The immune system protects the body from any foreign matters that might cause any damage. The success of the immune system depends on its ability to discriminate between foreign (non self) and host (self) cells. Cancer cells thrive, in part, because they trick the immune system into treating them as self, even though they express abnormal antigens, and thus immune tolerance occurs when the immune system fails to recognize and attack tumors. Breaking immune tolerance is an important aspect of most immuno-oncology based therapeutics because it enables the immune system to recognize and treat tumors as non-self and lead to tumor destruction.

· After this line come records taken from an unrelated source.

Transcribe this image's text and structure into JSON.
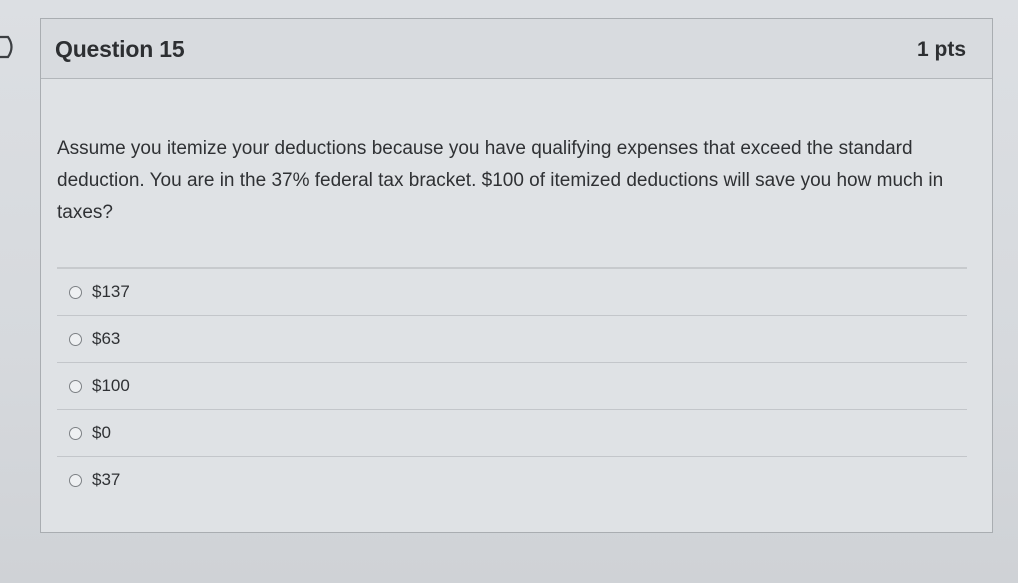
{
  "question": {
    "title": "Question 15",
    "points": "1 pts",
    "text": "Assume you itemize your deductions because you have qualifying expenses that exceed the standard deduction. You are in the 37% federal tax bracket. $100 of itemized deductions will save you how much in taxes?"
  },
  "answers": [
    {
      "label": "$137"
    },
    {
      "label": "$63"
    },
    {
      "label": "$100"
    },
    {
      "label": "$0"
    },
    {
      "label": "$37"
    }
  ],
  "colors": {
    "card_background": "#dfe2e5",
    "header_background": "#d8dbdf",
    "text": "#2f3134",
    "border": "#a9adb1"
  },
  "icons": {
    "nav": "chevron-right-icon",
    "radio": "radio-unselected-icon"
  }
}
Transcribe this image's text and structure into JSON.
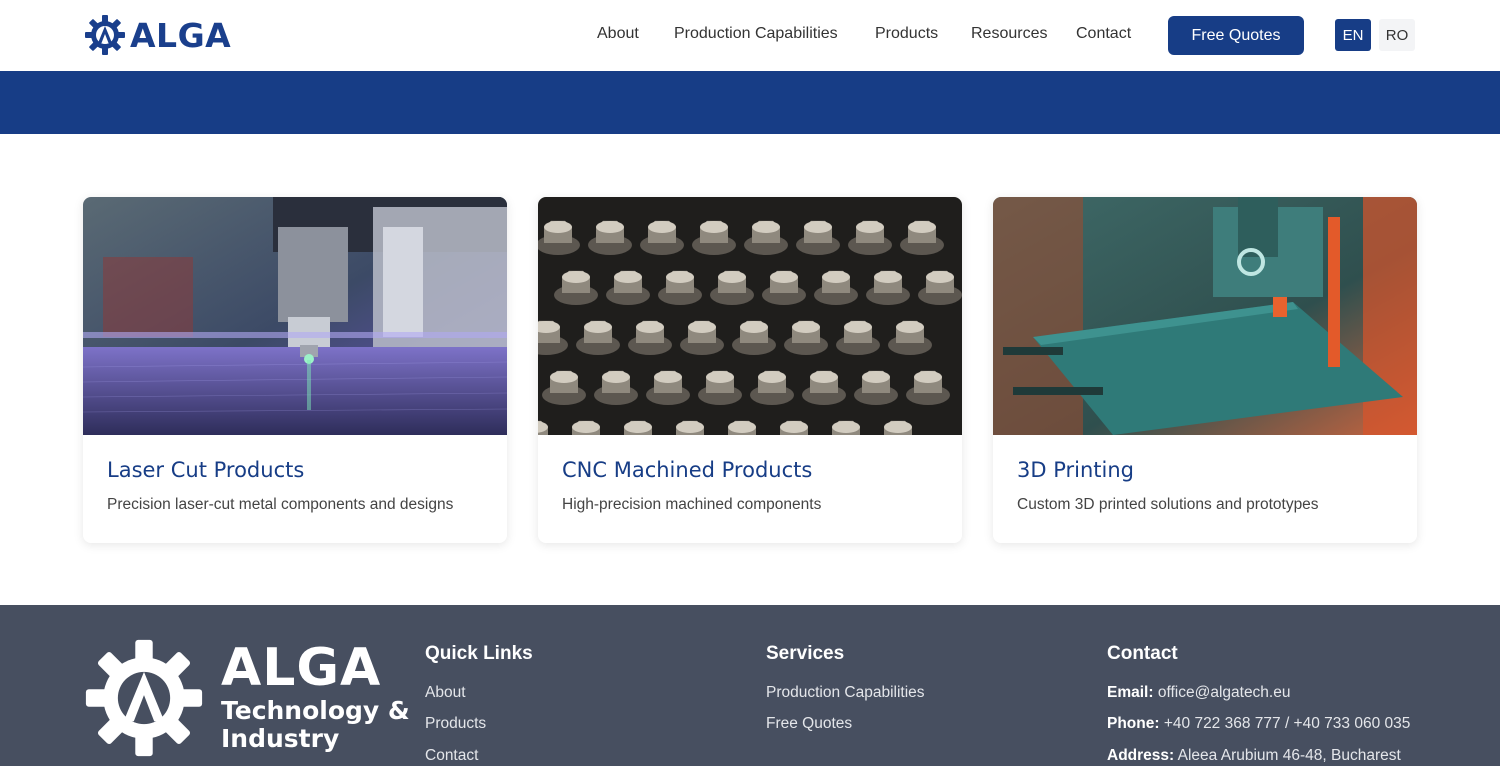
{
  "header": {
    "brand": "ALGA",
    "nav": [
      {
        "label": "About"
      },
      {
        "label": "Production Capabilities"
      },
      {
        "label": "Products"
      },
      {
        "label": "Resources"
      },
      {
        "label": "Contact"
      }
    ],
    "cta_label": "Free Quotes",
    "languages": [
      {
        "code": "EN",
        "active": true
      },
      {
        "code": "RO",
        "active": false
      }
    ]
  },
  "colors": {
    "brand_blue": "#173d86",
    "footer_bg": "#474f60"
  },
  "products": [
    {
      "title": "Laser Cut Products",
      "description": "Precision laser-cut metal components and designs",
      "image": "laser-cutting-machine"
    },
    {
      "title": "CNC Machined Products",
      "description": "High-precision machined components",
      "image": "machined-metal-parts"
    },
    {
      "title": "3D Printing",
      "description": "Custom 3D printed solutions and prototypes",
      "image": "3d-printer"
    }
  ],
  "footer": {
    "brand": "ALGA",
    "brand_line1": "Technology &",
    "brand_line2": "Industry",
    "quick_links": {
      "title": "Quick Links",
      "items": [
        "About",
        "Products",
        "Contact"
      ]
    },
    "services": {
      "title": "Services",
      "items": [
        "Production Capabilities",
        "Free Quotes"
      ]
    },
    "contact": {
      "title": "Contact",
      "email_label": "Email:",
      "email": "office@algatech.eu",
      "phone_label": "Phone:",
      "phone": "+40 722 368 777 / +40 733 060 035",
      "address_label": "Address:",
      "address": "Aleea Arubium 46-48, Bucharest"
    }
  }
}
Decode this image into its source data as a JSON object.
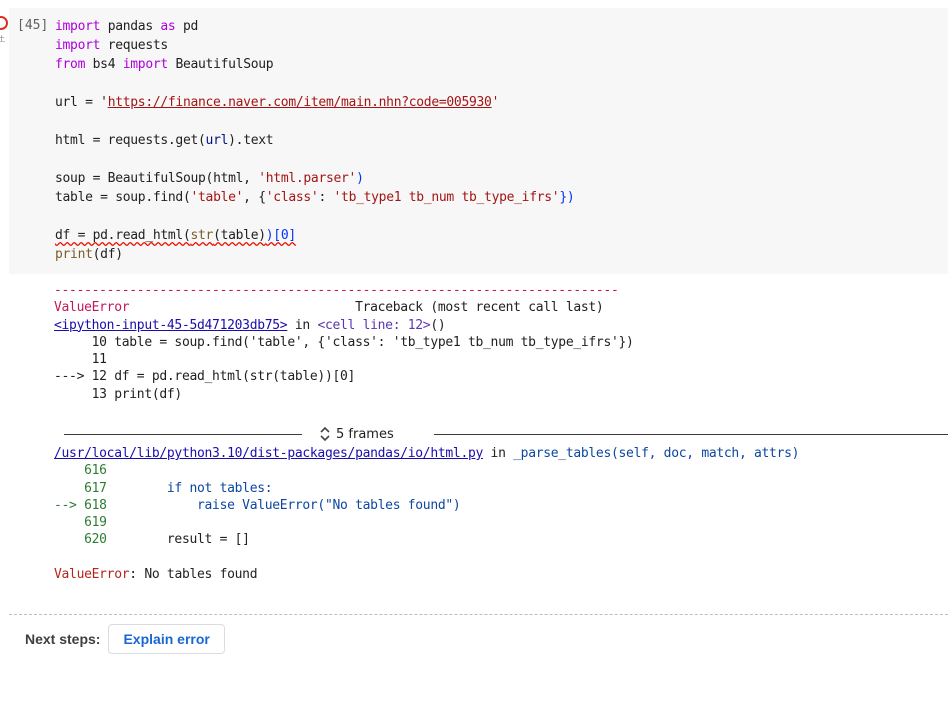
{
  "cell": {
    "execution_count": "[45]",
    "indicator_glyph": "土",
    "code": {
      "line1_kw": "import",
      "line1_mod": " pandas ",
      "line1_as": "as",
      "line1_alias": " pd",
      "line2_kw": "import",
      "line2_mod": " requests",
      "line3_from": "from",
      "line3_mod": " bs4 ",
      "line3_import": "import",
      "line3_name": " BeautifulSoup",
      "line5_pre": "url = '",
      "line5_url": "https://finance.naver.com/item/main.nhn?code=005930",
      "line5_post": "'",
      "line7_pre": "html = requests.get(",
      "line7_arg": "url",
      "line7_post": ").text",
      "line9_pre": "soup = BeautifulSoup(",
      "line9_arg": "html",
      "line9_mid": ", ",
      "line9_str": "'html.parser'",
      "line9_post": ")",
      "line10_pre": "table = soup.find(",
      "line10_s1": "'table'",
      "line10_mid": ", {",
      "line10_s2": "'class'",
      "line10_colon": ": ",
      "line10_s3": "'tb_type1 tb_num tb_type_ifrs'",
      "line10_post": "})",
      "line12_pre": "df = pd.read_html(",
      "line12_fn": "str",
      "line12_arg": "(table)",
      "line12_idx": ")[0]",
      "line13_fn": "print",
      "line13_arg": "(df)"
    }
  },
  "traceback": {
    "rule": "---------------------------------------------------------------------------",
    "error_name": "ValueError",
    "header_right": "                              Traceback (most recent call last)",
    "input_link": "<ipython-input-45-5d471203db75>",
    "in_text": " in ",
    "cell_line": "<cell line: 12>",
    "cell_line_post": "()",
    "ln10": "     10 table = soup.find('table', {'class': 'tb_type1 tb_num tb_type_ifrs'})",
    "ln11": "     11",
    "ln12_arrow": "---> 12 df = pd.read_html(str(table))[0]",
    "ln13": "     13 print(df)",
    "frames_label": "5 frames",
    "file_link": "/usr/local/lib/python3.10/dist-packages/pandas/io/html.py",
    "func_in": " in ",
    "func_name": "_parse_tables",
    "func_args": "(self, doc, match, attrs)",
    "f616": "    616",
    "f617_num": "    617",
    "f617_code": "        if not tables:",
    "f618_arrow": "--> 618",
    "f618_code": "            raise ValueError(\"No tables found\")",
    "f619": "    619",
    "f620_num": "    620",
    "f620_code": "        result = []",
    "final_name": "ValueError",
    "final_msg": ": No tables found"
  },
  "footer": {
    "next_steps_label": "Next steps:",
    "explain_button": "Explain error"
  }
}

Our therapeutics programs are focused on developing products using our gene editing platform to develop gene edited T-cells that express a Chimeric Antigen Receptors (CAR) and are designed to target and destroy cancer cells. CARs are artificial molecules that, when present at the surface of immune effector cells, will enable them to recognize a desired protein, or antigen, and trigger the killing of cells harboring this antigen at their surface (target cells). Immune cells -most usually T lymphocytes- can be engineered to express a CAR able to recognize proteins present at the surface of cancer cells. Upon cell-to-cell contact between effector and targeted cells, antigen recognition will activate the effectors, giving them the signal to attack their targets, and leading ultimately to the killing of cancer cells.